Joy Purcell has been committed to community service for many years and fully intends to pursue a career in public interest law after graduation. During the summer of 2007, Joy interned at the Harlem Community Office of the Legal Aid Society in New York. She was selected as an intern at the Harlem Legal Aid Office because of her knowledge and experience working with clients who are either HIV positive or those who have been diagnosed with AIDS. To learn more about Joy's experiences, click here.
Jake brings with him Peace Corps experience as a Small Business Development Volunteer for a year in Haiti and two years of service in Burkina Faso, West Africa. During the summer of 2007, Jake worked for the Institute for Justice and Democracy/Bureau des Avocats Internationaux in Haiti, where he focused on prison conditions, as well as the impact of USAID projects throughout the country. To learn more about Jake's experiences, click here.

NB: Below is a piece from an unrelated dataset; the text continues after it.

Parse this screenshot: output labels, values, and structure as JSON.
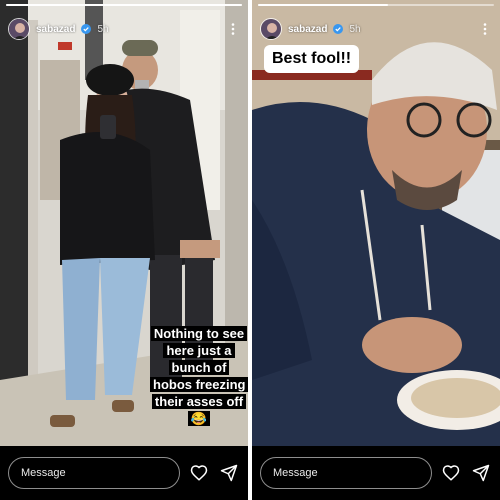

For Sara's summer placement through the HOPE Fellowship, she spent six weeks working for MidPenn Legal Services which is a non-profit public-interest firm dedicated to providing equal access to justice to low income persons and survivors of domestic violence in central PA. The second part of the summer Sara worked for the Berks County Public Defenders Office. To learn more about Sara's experiences, click here.
Ryan worked at the Atlanta Legal Aid Society in the Health Law Department. In addition to his general responsibilities as an intern, Ryan will undertook a project involving outreach and education about housing rights for people with HIV/AIDS. To learn more about Ryan's experiences, click here.
Niya worked during the summer of 2007 for the Council for Children's Rights, which provides direct legal assistance to children in the Charlotte-Mecklenburg and surrounding counties. Although most of the clientele are low-income and underserved, the Council recognizes that a child's inherent state of vulnerability transcends race and socio-economic status. Therefore, the Council provides services to any child who is in need. To learn more about Niya's experiences, click here.